“I TRAINED HIM TO RIDE. Your horse is stubborn.” Beverly roars back. I’d had enough. “Why don’t YOU ride him?” I said, sarcastically (hoping against hope she says no…she’s enormous). I had called her bluff. She shook her head. “I have horses. This horse is for Sonny.”
I could even hear Smoke’s relief when she refused to ride him. June says, “Tell you what, I’ll show him to you.”
Sonny gratefully got off Smoke, and stood on the block. He wasn’t going anywhere near Mommy.
June mounted Smoke. A graceful rider, she made him canter, trot, collected trot, side-pass, all the things a well-trained horse can do. Then she stopped in front of Sonny, and said, “OK, your turn.” Sonny cowered, shaking his head. Beverly said, “Get on him.” Sonny shrank into his shoes. He towered over Mommy only in height. He got off the block and walked past Mommy, right back to the truck. He was clearly unwilling to do any more riding.
I am sure he would much preferred a nice, quiet bicycle rather than a horse, but Mommy had Plans For Him. He got behind the wheel and sat, face set in stone.
Beverly’s face went red.

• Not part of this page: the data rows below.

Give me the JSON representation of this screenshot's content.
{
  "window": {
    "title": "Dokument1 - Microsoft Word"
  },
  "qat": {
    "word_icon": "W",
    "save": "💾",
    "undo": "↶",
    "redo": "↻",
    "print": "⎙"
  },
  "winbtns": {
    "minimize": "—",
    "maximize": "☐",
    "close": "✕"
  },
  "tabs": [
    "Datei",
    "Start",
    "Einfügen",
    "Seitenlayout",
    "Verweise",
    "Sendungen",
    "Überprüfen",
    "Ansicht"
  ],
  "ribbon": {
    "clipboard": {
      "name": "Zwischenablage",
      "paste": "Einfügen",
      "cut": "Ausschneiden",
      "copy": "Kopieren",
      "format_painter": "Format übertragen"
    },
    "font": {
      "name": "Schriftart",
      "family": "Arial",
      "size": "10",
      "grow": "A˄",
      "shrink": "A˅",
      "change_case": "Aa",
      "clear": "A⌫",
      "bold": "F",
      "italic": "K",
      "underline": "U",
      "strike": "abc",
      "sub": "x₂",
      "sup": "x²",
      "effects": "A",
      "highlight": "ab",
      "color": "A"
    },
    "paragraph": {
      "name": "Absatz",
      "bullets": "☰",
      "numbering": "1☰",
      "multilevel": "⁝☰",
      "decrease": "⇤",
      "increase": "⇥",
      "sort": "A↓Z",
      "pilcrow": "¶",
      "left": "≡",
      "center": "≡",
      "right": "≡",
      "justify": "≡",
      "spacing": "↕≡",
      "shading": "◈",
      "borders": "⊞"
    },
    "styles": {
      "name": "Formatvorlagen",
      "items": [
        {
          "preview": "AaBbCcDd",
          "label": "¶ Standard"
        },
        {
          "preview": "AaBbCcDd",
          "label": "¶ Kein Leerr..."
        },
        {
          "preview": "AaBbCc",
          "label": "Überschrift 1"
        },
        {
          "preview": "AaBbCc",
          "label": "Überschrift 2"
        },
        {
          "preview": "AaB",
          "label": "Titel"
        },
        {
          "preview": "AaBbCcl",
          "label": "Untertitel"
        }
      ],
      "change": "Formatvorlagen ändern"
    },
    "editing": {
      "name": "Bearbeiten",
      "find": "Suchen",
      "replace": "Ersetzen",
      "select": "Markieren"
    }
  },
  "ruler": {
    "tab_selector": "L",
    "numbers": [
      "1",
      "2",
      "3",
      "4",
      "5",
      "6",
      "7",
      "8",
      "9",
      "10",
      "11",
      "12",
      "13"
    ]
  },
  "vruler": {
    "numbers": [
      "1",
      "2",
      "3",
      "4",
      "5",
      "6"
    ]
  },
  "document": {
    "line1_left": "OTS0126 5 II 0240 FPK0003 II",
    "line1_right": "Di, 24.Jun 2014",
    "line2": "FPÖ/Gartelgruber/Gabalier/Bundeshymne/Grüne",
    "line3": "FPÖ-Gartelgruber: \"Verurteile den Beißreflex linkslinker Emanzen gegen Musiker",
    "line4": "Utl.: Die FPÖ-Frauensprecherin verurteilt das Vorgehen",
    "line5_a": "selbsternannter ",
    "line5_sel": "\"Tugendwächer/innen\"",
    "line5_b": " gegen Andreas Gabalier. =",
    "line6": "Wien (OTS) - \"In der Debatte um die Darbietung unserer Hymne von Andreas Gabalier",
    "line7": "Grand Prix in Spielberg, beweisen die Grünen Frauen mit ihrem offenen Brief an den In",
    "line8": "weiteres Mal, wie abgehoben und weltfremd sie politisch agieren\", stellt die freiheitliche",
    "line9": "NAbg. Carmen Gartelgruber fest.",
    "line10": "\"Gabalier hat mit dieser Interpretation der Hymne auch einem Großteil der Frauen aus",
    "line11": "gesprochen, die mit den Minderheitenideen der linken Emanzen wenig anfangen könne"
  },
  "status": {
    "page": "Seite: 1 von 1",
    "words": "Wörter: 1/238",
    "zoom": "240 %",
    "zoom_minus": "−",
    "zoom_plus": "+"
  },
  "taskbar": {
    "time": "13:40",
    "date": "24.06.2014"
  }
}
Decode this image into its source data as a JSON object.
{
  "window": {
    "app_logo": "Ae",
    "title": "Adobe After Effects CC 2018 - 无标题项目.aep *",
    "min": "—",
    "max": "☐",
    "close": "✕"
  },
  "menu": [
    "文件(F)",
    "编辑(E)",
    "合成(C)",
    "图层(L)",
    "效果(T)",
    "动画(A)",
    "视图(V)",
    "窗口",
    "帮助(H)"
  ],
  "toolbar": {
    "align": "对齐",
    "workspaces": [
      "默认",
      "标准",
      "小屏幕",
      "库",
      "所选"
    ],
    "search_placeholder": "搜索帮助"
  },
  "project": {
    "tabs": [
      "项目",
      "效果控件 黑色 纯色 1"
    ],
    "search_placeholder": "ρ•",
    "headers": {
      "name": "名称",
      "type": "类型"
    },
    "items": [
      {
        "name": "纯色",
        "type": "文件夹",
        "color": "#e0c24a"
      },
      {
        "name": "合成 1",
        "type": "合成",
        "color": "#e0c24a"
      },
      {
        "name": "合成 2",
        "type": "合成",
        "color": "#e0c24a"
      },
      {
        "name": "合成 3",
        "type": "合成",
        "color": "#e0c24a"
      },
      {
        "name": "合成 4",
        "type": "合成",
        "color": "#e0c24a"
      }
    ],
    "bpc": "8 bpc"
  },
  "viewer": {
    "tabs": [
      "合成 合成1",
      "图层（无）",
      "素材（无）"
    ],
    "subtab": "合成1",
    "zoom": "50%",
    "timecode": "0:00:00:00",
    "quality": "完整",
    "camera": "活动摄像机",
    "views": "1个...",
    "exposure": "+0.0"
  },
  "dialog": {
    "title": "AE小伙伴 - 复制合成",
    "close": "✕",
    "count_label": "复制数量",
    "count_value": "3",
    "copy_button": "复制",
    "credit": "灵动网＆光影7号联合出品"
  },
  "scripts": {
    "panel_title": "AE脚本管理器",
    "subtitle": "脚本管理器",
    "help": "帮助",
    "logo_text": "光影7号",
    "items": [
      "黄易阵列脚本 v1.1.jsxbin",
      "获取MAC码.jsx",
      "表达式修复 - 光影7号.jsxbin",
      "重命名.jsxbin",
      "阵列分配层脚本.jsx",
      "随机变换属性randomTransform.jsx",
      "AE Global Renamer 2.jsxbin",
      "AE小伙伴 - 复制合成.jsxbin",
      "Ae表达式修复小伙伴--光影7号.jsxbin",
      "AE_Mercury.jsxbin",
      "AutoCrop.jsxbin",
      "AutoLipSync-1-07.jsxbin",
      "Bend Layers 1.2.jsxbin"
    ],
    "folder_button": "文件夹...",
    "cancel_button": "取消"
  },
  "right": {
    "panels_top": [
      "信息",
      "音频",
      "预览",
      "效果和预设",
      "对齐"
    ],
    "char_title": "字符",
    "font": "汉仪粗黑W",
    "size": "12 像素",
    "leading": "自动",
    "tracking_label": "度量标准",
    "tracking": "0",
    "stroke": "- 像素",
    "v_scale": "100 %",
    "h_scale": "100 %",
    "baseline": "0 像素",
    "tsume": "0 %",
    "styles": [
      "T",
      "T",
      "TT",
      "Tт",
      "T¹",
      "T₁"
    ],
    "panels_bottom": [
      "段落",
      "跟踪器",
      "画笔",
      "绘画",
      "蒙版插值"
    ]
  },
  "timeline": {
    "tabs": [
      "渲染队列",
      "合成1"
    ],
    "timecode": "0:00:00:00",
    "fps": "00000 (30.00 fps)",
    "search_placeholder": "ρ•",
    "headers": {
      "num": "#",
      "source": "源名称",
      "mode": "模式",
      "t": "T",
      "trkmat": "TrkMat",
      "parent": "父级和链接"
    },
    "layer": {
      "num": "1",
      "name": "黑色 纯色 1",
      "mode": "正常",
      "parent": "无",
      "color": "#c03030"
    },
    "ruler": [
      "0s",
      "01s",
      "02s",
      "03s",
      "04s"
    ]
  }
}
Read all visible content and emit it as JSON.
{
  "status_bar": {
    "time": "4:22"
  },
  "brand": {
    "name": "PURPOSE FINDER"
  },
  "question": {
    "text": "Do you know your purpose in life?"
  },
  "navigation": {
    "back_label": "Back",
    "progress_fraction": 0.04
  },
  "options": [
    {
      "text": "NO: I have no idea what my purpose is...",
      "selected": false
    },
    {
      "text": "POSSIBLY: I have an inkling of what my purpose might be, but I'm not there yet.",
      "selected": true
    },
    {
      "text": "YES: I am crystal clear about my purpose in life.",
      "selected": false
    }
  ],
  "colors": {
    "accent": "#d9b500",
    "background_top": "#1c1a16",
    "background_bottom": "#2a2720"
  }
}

She said, “I’ll call you if we decide to take him.” Miss Mouse got into the truck and Beverly followed.
Sonny could drive, that’s for sure. He had that truck and trailer rolling in no time flat.
We watched them drive away. June looked at the ex and said, “If you sell him to her, I’ll hate you forever.”
I said, “Don’t worry. She’s not coming back.”
I was right.